This election year Michigan will be a battleground state in a fight that will determine the future direction of public education, U.S. Sen. Gary Peters told attendees at last week’s MEA Winter Conference.
It’s time to replace U.S. Education Secretary Betsy DeVos, who has zero experience with public schools as a parent, teacher or administrator, Peters said: “Our children deserve better.”
From squandering millions of dollars on charter schools that never opened (as MEA President Paula Herbart wrote about in the Free Press this week) to letting predatory colleges off the hook for defrauding their students, “her policies have ranged from bad to cruel,” he said.
At the conference, MEA announced a continuing recommendation for Peters in his bid for re-election in November.
The son of an MEA member, Peters is committed to investing in quality public schools to create opportunities for students whether they go on to four-year colleges or pursue an occupation through career-technical education.
“Everyone has a different path in life, but it’s our job to ensure every child gets the same opportunity, no matter who they are, and that’s through our public schools,” Peters said.
Peters has represented Michigan in the U.S. Senate since 2015 following six years in Congress and seven years in the state Senate. He previously worked as an investment advisor and rose to the rank of lieutenant commander in the U.S. Navy Reserve after volunteering at age 34.
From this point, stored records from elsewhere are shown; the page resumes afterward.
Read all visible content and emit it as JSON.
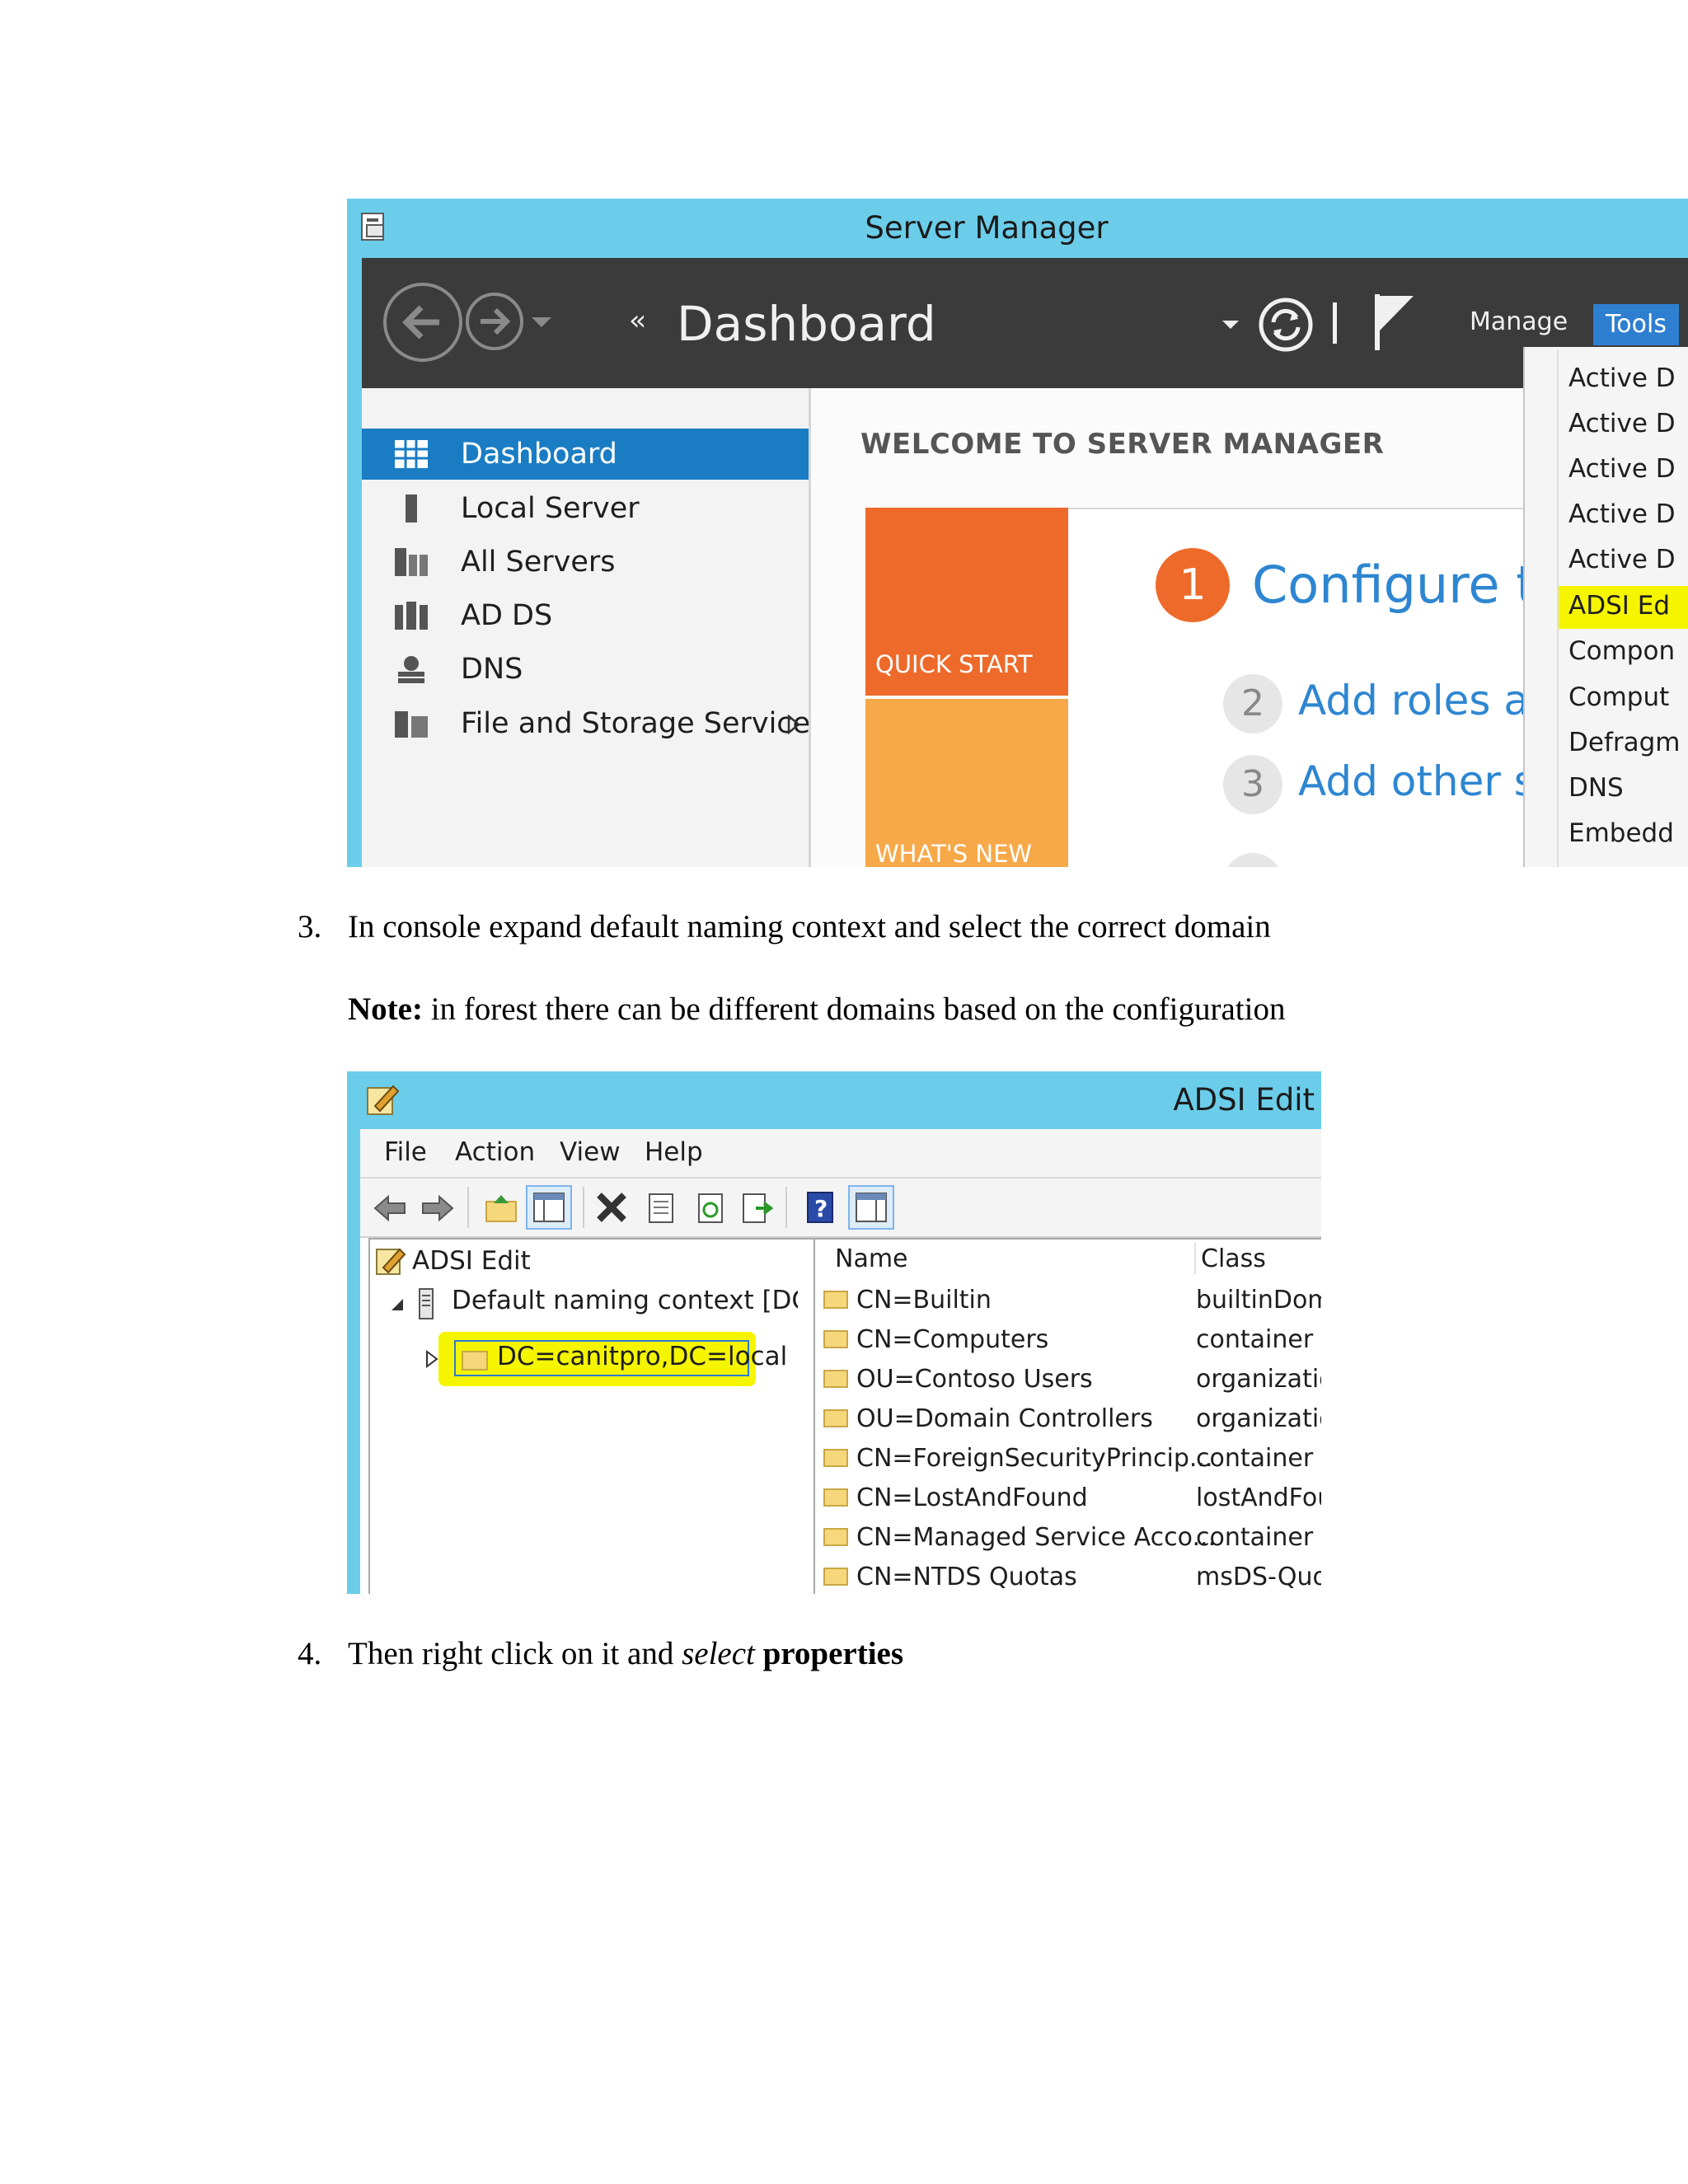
{
  "server_manager": {
    "title": "Server Manager",
    "header_title": "Dashboard",
    "header_chevrons": "‹‹",
    "manage": "Manage",
    "tools": "Tools",
    "sidebar": [
      {
        "label": "Dashboard",
        "icon": "dashboard-icon"
      },
      {
        "label": "Local Server",
        "icon": "server-icon"
      },
      {
        "label": "All Servers",
        "icon": "servers-icon"
      },
      {
        "label": "AD DS",
        "icon": "adds-icon"
      },
      {
        "label": "DNS",
        "icon": "dns-icon"
      },
      {
        "label": "File and Storage Services",
        "icon": "storage-icon"
      }
    ],
    "welcome": "WELCOME TO SERVER MANAGER",
    "quick_start": "QUICK START",
    "whats_new": "WHAT'S NEW",
    "steps": [
      {
        "num": "1",
        "text": "Configure thi"
      },
      {
        "num": "2",
        "text": "Add roles and"
      },
      {
        "num": "3",
        "text": "Add other se"
      }
    ],
    "tools_menu": [
      "Active D",
      "Active D",
      "Active D",
      "Active D",
      "Active D",
      "ADSI Ed",
      "Compon",
      "Comput",
      "Defragm",
      "DNS",
      "Embedd"
    ],
    "colors": {
      "titlebar": "#6bcdea",
      "header": "#3b3b3c",
      "accent": "#1a7dc4",
      "highlight": "#f5f500",
      "quick_start": "#ee6a2a"
    }
  },
  "step3": {
    "num": "3.",
    "text": "In console expand default naming context and select the correct domain"
  },
  "note": {
    "label": "Note:",
    "text": " in forest there can be different domains based on the configuration"
  },
  "adsi": {
    "title": "ADSI Edit",
    "menu": [
      "File",
      "Action",
      "View",
      "Help"
    ],
    "tree": {
      "root": "ADSI Edit",
      "context": "Default naming context [DC.car",
      "selected": "DC=canitpro,DC=local"
    },
    "columns": {
      "name": "Name",
      "class": "Class"
    },
    "rows": [
      {
        "name": "CN=Builtin",
        "class": "builtinDom"
      },
      {
        "name": "CN=Computers",
        "class": "container"
      },
      {
        "name": "OU=Contoso Users",
        "class": "organizatio"
      },
      {
        "name": "OU=Domain Controllers",
        "class": "organizatio"
      },
      {
        "name": "CN=ForeignSecurityPrincip...",
        "class": "container"
      },
      {
        "name": "CN=LostAndFound",
        "class": "lostAndFou"
      },
      {
        "name": "CN=Managed Service Acco...",
        "class": "container"
      },
      {
        "name": "CN=NTDS Quotas",
        "class": "msDS-Quo"
      }
    ]
  },
  "step4": {
    "num": "4.",
    "text_a": "Then right click on it and ",
    "text_b": "select",
    "text_c": " ",
    "text_d": "properties"
  }
}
In his keynote speech last Friday, Peters echoed the farewell address of President George Washington, who warned the fledgling nation to beware of political polarization, which could lead to the rise of a demagogue who inflames people’s dark passions and fears.
“We’re there folks,” he said, rallying the conference crowd to step up to the challenge of redefining America. “That is not who we are; that is not our values.”
Public education is part of his DNA, Peters said. He graduated from Rochester public schools where his father worked as a high school and middle school English and social studies teacher for more than 30 years.
“Even now I will have people come up to me and say, ‘Your father made a difference in my life. I remember – he was my favorite teacher.’ All of you are making a difference in people’s lives, and I thank you for what you do.”